Top of Data for the task
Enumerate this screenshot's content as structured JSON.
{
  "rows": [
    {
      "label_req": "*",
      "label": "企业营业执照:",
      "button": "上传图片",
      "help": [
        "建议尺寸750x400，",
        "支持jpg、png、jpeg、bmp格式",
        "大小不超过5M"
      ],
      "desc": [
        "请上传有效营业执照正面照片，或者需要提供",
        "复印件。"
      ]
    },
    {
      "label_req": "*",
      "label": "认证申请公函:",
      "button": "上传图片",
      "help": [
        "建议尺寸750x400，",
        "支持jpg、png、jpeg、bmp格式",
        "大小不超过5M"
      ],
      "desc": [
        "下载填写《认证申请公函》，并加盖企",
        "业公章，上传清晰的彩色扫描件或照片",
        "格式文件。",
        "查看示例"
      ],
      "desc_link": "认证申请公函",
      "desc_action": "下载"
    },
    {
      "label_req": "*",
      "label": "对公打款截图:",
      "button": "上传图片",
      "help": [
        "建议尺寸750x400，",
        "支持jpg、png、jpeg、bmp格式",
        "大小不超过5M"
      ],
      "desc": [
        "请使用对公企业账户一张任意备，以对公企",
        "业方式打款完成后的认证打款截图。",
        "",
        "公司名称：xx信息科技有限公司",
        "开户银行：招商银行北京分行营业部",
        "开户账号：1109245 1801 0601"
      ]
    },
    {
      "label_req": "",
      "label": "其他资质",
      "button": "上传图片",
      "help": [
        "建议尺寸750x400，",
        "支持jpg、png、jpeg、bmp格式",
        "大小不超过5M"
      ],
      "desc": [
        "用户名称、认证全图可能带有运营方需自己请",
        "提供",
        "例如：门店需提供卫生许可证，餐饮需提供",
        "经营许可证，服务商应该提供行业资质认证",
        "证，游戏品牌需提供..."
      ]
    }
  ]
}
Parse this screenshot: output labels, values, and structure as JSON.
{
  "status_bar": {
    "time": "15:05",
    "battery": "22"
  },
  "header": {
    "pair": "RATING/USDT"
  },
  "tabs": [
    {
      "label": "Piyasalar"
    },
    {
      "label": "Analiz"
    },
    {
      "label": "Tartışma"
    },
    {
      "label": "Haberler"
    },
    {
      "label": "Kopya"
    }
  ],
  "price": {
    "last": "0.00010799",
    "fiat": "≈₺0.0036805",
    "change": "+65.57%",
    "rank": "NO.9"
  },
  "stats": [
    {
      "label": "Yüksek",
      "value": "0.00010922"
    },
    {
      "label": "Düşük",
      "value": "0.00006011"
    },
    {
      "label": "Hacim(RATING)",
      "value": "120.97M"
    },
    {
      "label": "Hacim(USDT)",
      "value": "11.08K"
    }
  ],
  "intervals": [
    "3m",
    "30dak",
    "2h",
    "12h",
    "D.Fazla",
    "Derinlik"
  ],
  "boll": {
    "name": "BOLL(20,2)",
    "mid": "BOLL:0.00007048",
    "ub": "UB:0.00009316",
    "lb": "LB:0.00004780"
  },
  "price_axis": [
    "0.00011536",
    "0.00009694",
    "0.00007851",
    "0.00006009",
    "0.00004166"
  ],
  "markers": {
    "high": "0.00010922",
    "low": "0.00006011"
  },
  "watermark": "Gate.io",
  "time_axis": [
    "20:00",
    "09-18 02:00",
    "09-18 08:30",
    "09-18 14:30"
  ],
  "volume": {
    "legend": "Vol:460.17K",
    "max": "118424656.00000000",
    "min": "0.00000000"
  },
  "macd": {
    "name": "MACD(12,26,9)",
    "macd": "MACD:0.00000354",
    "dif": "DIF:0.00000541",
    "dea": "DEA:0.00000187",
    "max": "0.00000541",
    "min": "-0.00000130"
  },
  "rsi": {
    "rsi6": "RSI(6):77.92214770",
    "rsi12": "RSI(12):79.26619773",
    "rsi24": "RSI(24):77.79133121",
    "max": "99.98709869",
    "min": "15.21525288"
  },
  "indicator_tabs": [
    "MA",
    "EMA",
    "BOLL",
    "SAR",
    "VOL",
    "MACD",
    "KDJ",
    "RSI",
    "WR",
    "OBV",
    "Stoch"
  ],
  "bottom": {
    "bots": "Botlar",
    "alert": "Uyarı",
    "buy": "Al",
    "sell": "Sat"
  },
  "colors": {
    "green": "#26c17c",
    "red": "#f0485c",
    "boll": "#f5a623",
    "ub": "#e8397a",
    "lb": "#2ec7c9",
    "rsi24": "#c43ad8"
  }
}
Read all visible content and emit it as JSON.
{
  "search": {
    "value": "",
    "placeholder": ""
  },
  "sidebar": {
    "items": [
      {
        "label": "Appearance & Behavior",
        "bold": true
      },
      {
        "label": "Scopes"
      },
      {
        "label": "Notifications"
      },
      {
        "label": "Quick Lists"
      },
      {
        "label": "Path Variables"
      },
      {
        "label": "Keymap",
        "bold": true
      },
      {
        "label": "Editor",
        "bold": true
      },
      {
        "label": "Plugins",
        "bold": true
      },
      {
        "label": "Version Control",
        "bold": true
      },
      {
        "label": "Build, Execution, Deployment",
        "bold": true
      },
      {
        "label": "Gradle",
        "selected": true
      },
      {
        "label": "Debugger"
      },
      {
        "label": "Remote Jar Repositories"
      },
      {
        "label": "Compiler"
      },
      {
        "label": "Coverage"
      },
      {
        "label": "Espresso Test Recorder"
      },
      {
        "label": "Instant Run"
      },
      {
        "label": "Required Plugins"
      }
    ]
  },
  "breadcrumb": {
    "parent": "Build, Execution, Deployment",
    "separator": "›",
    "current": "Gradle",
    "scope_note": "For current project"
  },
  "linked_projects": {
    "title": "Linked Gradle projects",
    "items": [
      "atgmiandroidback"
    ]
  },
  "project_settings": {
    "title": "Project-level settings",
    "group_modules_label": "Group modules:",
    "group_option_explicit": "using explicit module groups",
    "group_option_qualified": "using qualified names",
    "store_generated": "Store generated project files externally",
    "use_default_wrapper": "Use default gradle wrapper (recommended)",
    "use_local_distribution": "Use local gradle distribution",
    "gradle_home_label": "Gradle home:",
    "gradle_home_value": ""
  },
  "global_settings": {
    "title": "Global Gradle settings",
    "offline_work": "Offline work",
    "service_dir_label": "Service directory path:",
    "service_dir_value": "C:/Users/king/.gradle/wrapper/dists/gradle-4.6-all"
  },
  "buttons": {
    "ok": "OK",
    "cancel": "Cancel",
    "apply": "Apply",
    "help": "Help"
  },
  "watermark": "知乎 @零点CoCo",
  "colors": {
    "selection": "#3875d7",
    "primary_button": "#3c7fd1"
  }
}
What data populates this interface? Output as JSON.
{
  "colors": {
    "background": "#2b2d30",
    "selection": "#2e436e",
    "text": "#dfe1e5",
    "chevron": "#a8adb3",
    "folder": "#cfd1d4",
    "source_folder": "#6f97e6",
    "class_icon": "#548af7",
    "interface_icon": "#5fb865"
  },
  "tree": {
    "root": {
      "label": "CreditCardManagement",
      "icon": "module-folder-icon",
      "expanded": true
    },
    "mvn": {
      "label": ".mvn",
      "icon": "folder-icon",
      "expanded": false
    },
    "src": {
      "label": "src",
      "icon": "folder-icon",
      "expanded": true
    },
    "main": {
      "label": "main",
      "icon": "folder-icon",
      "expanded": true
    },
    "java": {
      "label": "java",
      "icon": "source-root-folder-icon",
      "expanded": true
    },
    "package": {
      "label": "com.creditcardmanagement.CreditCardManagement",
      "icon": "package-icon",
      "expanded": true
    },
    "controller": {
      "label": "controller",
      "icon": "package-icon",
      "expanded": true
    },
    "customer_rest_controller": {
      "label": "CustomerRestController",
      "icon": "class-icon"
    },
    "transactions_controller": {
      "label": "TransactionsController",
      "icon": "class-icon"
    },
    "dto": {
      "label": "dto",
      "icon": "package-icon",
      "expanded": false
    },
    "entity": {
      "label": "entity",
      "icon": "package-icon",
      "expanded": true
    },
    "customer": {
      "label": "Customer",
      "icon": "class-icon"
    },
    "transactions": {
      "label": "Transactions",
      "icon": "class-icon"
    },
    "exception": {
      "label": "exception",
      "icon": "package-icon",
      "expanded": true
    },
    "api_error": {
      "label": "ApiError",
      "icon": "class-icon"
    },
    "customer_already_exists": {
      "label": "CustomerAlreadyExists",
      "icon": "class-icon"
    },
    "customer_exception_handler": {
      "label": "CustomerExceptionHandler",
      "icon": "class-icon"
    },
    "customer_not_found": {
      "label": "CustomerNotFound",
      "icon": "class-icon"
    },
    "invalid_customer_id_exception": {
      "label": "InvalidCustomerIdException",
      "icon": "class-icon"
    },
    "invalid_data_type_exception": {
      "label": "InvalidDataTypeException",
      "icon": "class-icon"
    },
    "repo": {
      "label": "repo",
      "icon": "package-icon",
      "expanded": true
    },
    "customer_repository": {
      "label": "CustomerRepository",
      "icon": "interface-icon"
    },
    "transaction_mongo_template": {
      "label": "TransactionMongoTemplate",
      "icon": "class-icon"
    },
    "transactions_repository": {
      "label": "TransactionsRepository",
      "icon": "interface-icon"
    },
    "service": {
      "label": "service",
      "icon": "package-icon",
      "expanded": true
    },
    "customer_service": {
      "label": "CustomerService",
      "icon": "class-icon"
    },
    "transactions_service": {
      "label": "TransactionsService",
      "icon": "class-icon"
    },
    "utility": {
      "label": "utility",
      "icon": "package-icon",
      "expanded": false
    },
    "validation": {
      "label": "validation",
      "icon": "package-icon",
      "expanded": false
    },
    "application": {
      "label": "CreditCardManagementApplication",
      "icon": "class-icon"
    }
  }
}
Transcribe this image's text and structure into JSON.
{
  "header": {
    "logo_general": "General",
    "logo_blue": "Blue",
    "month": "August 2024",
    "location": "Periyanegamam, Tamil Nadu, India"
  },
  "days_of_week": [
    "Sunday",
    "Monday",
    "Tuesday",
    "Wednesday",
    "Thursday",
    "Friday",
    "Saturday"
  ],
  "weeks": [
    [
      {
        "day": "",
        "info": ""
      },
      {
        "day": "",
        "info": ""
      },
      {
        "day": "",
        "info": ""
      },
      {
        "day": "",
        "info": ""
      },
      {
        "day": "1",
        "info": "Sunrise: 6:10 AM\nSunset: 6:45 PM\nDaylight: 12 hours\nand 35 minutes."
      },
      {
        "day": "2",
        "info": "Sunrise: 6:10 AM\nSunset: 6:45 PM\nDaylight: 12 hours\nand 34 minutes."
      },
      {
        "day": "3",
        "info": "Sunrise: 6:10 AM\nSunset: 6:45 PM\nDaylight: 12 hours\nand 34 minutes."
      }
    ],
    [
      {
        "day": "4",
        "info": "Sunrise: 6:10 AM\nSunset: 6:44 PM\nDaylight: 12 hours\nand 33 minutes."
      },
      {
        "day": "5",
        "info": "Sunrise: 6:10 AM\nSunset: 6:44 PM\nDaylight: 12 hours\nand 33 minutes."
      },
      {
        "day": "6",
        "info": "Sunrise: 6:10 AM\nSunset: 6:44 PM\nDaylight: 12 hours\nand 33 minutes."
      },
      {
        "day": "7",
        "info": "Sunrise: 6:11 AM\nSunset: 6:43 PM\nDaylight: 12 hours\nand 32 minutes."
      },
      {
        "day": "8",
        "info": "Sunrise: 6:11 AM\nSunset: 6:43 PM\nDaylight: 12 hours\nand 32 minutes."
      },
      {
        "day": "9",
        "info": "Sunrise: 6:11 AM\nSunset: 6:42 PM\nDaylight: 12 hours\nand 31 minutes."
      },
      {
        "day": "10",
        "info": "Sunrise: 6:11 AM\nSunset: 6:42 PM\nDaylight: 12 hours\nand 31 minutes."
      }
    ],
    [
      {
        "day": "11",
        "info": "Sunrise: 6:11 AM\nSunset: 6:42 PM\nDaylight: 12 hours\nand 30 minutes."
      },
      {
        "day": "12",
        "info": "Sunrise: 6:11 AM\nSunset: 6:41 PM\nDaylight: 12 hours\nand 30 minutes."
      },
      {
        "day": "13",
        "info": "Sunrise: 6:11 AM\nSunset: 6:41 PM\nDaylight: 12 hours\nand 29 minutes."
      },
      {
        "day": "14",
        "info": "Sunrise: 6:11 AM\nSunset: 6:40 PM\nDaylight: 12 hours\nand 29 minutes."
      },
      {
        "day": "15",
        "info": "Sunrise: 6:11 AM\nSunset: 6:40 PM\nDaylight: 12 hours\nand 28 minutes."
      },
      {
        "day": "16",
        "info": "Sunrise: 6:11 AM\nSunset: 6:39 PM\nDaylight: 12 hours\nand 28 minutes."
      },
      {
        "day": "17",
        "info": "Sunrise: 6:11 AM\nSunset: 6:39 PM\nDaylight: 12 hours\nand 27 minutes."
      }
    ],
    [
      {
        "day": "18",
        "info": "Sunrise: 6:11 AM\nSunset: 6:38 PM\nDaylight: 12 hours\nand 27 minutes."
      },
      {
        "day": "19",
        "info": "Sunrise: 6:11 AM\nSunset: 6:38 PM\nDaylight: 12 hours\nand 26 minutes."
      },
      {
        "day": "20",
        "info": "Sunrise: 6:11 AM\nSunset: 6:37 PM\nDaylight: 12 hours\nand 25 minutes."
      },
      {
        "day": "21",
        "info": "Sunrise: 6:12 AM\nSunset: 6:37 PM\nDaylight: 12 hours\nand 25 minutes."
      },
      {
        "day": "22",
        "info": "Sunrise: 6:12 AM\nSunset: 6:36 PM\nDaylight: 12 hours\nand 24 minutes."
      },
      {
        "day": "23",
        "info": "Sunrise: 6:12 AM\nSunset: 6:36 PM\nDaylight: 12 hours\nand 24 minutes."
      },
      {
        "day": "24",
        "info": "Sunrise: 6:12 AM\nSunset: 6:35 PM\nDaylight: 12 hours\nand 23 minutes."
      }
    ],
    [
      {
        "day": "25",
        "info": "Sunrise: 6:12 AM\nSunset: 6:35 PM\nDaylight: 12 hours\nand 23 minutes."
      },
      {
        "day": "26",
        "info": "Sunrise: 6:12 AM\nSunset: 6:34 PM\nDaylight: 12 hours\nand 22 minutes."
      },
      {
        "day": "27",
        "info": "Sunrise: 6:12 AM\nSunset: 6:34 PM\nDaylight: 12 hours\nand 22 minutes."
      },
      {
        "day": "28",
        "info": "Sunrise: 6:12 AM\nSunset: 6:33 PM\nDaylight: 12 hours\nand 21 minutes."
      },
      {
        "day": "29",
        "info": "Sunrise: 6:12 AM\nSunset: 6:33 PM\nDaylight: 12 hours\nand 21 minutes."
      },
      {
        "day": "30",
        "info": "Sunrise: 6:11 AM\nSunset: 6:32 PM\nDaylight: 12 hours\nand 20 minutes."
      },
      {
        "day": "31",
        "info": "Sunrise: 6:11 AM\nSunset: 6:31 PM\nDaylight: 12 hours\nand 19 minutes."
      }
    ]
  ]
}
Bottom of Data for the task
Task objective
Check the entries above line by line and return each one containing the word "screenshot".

Problem solution
Enumerate this screenshot's content as structured JSON.
Parse this screenshot: output labels, values, and structure as JSON.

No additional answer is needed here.